The boats sailed through choppy waters into Gaza City's main port on Saturday, where they were greeted by thousands of people waving Palestinian flags, many of them sailing around the harbour in boats.
Ismail Haniya, the Hamas leader and dismissed Palestinian prime minster, called on the world to follow the example of the international activists movement and "break the siege on Gaza".
"We deeply appreciate and salute the activists on the two boats", Haniya told Al Jazeera in a phone interview.
Haniya said that it was time for Egypt to reopen the Rafah crossing and end the siege once and for all.
Egypt reopened the crossing last January after Palestinians blew up part of the border barrier, allowing thousands to stock up on supplies from border towns.
Cairo sealed the crossing three days later under pressure from both the United States and the Israeli government, to "protect its own sovereignty."
Jibril al-Rjoub, a senior Fatah leader, also welcomed the "breach of the embargo", describing the international activists as "humanists".

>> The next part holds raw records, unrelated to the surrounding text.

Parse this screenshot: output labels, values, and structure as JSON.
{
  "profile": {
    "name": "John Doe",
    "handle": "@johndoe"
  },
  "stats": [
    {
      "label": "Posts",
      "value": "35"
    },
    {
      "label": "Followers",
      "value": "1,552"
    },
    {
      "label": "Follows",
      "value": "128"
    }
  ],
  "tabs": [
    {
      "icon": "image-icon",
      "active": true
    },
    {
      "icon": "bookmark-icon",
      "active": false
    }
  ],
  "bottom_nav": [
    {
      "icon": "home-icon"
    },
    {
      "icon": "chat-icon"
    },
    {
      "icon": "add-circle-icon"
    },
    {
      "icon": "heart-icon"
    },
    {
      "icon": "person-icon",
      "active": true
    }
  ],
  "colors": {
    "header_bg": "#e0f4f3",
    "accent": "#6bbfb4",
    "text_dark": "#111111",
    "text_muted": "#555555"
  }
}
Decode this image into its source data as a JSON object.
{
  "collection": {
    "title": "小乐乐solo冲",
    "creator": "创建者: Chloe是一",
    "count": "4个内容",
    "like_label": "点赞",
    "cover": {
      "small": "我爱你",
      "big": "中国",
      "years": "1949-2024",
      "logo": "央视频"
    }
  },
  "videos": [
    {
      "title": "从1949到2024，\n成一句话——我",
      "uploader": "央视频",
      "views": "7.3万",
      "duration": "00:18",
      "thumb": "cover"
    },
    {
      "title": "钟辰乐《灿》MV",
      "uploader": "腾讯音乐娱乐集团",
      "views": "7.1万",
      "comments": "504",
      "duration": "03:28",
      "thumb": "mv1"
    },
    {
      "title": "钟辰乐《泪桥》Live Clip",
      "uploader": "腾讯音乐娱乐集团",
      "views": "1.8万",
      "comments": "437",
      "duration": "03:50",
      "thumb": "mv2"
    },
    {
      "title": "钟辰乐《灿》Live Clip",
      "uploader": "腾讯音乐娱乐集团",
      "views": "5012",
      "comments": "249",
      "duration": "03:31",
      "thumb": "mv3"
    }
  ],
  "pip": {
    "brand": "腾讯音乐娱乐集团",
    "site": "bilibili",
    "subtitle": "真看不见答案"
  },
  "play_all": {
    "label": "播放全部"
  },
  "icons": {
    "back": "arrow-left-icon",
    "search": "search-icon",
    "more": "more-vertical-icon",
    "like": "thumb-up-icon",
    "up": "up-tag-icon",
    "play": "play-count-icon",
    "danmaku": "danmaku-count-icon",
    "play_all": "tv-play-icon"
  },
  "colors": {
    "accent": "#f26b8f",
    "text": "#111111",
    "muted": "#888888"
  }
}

"The two boats defiance the of the Israeli blockade is a glimmer of hope that could be an opening of an end of the siege", the former Palestinian security chief told Al Jazeera in an interview from the West Bank of Ramallah.
Rjoub called for both an immediate reconcilation between Fatah and Hamas to unite the efforts to restore national unity, and to forge ahead with efforts to alleviate Palestinian suffering.
Local activists and charity workers had feared Israel's military would step in to prevent the activists from reaching their destination.
Andrew Mumcie, one of the activists on board one of the boats, told Al Jazeera he was "overjoyed" by their success in reaching Gaza's shore.
"Now we will go back to Cyprus and organise another trip," Mumcie said, adding the group would continue its activities until Israel's siege of Gaza was lifted.
Israel's foreign ministry said it had been closely monitoring the 21-metre-long "Free Gaza" and 18-metre-long "Liberty" boats after they left the Cypriot port of Larnaca.
Aviv Sharon, an Israeli foreign ministry spokesman, earlier said: "They want provocation at sea, but they won't get it.
"We know who the passengers are and what they are bringing with them, and so we have no problem letting them through."
Sharon had said earlier in the day that "all options" were being considered to prevent the ships from entering embargoed waters.
Angela Godfrey-Goldstein, a Jerusalem-based spokeswoman for the Free Gaza Movement which organised the event, said the boats' communications systems had been attacked by "electronic piracy" earlier in the day.
The activists' group was comprised of people between 22 and 81, included students, lawyers, doctors, journalists and an online poker player, organisers said.
Mostly American and British, they included Lauren Booth, the sister-in-law of Tony Blair, the former British prime minister who is now a Middle East envoy.
Many of the activists said they had received death threats before they set sail, leading some to drop out.